(Beginning of Data to use)

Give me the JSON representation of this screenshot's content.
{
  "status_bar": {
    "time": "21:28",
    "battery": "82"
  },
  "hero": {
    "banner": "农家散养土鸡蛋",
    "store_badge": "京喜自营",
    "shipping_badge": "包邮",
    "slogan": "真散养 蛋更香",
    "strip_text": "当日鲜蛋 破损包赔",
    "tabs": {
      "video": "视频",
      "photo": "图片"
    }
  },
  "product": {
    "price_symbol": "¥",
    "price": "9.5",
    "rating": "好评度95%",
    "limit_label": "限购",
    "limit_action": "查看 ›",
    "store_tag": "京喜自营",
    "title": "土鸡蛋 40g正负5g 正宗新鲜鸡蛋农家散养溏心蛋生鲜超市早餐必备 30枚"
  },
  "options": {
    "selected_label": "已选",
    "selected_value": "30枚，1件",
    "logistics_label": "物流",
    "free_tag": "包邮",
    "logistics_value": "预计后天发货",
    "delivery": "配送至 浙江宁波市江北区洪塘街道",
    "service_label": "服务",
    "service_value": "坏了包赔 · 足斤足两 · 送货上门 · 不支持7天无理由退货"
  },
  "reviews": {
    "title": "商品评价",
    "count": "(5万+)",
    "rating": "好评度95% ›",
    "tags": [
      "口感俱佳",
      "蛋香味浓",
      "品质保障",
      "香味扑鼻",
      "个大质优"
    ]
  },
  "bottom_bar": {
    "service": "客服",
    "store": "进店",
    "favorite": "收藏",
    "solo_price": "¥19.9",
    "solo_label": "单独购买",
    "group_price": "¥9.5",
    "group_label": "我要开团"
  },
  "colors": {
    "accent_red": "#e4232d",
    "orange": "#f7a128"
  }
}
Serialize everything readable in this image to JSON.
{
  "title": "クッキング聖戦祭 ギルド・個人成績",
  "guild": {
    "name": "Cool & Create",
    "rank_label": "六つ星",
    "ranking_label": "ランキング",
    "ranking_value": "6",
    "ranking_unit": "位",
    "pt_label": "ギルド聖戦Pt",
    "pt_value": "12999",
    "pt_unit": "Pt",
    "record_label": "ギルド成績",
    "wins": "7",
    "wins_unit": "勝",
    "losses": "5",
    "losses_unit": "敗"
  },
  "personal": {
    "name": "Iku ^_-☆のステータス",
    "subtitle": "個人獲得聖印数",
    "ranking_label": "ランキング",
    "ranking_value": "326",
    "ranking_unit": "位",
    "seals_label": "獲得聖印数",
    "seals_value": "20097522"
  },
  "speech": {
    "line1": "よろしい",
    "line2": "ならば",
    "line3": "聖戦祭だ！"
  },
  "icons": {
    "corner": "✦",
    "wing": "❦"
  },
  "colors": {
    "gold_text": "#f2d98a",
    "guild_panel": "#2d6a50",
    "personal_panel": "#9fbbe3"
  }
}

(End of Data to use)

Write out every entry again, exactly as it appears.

Give me the JSON representation of this screenshot's content.
{
  "status_bar": {
    "time": "21:28",
    "battery": "82"
  },
  "hero": {
    "banner": "农家散养土鸡蛋",
    "store_badge": "京喜自营",
    "shipping_badge": "包邮",
    "slogan": "真散养 蛋更香",
    "strip_text": "当日鲜蛋 破损包赔",
    "tabs": {
      "video": "视频",
      "photo": "图片"
    }
  },
  "product": {
    "price_symbol": "¥",
    "price": "9.5",
    "rating": "好评度95%",
    "limit_label": "限购",
    "limit_action": "查看 ›",
    "store_tag": "京喜自营",
    "title": "土鸡蛋 40g正负5g 正宗新鲜鸡蛋农家散养溏心蛋生鲜超市早餐必备 30枚"
  },
  "options": {
    "selected_label": "已选",
    "selected_value": "30枚，1件",
    "logistics_label": "物流",
    "free_tag": "包邮",
    "logistics_value": "预计后天发货",
    "delivery": "配送至 浙江宁波市江北区洪塘街道",
    "service_label": "服务",
    "service_value": "坏了包赔 · 足斤足两 · 送货上门 · 不支持7天无理由退货"
  },
  "reviews": {
    "title": "商品评价",
    "count": "(5万+)",
    "rating": "好评度95% ›",
    "tags": [
      "口感俱佳",
      "蛋香味浓",
      "品质保障",
      "香味扑鼻",
      "个大质优"
    ]
  },
  "bottom_bar": {
    "service": "客服",
    "store": "进店",
    "favorite": "收藏",
    "solo_price": "¥19.9",
    "solo_label": "单独购买",
    "group_price": "¥9.5",
    "group_label": "我要开团"
  },
  "colors": {
    "accent_red": "#e4232d",
    "orange": "#f7a128"
  }
}
Serialize everything readable in this image to JSON.
{
  "title": "クッキング聖戦祭 ギルド・個人成績",
  "guild": {
    "name": "Cool & Create",
    "rank_label": "六つ星",
    "ranking_label": "ランキング",
    "ranking_value": "6",
    "ranking_unit": "位",
    "pt_label": "ギルド聖戦Pt",
    "pt_value": "12999",
    "pt_unit": "Pt",
    "record_label": "ギルド成績",
    "wins": "7",
    "wins_unit": "勝",
    "losses": "5",
    "losses_unit": "敗"
  },
  "personal": {
    "name": "Iku ^_-☆のステータス",
    "subtitle": "個人獲得聖印数",
    "ranking_label": "ランキング",
    "ranking_value": "326",
    "ranking_unit": "位",
    "seals_label": "獲得聖印数",
    "seals_value": "20097522"
  },
  "speech": {
    "line1": "よろしい",
    "line2": "ならば",
    "line3": "聖戦祭だ！"
  },
  "icons": {
    "corner": "✦",
    "wing": "❦"
  },
  "colors": {
    "gold_text": "#f2d98a",
    "guild_panel": "#2d6a50",
    "personal_panel": "#9fbbe3"
  }
}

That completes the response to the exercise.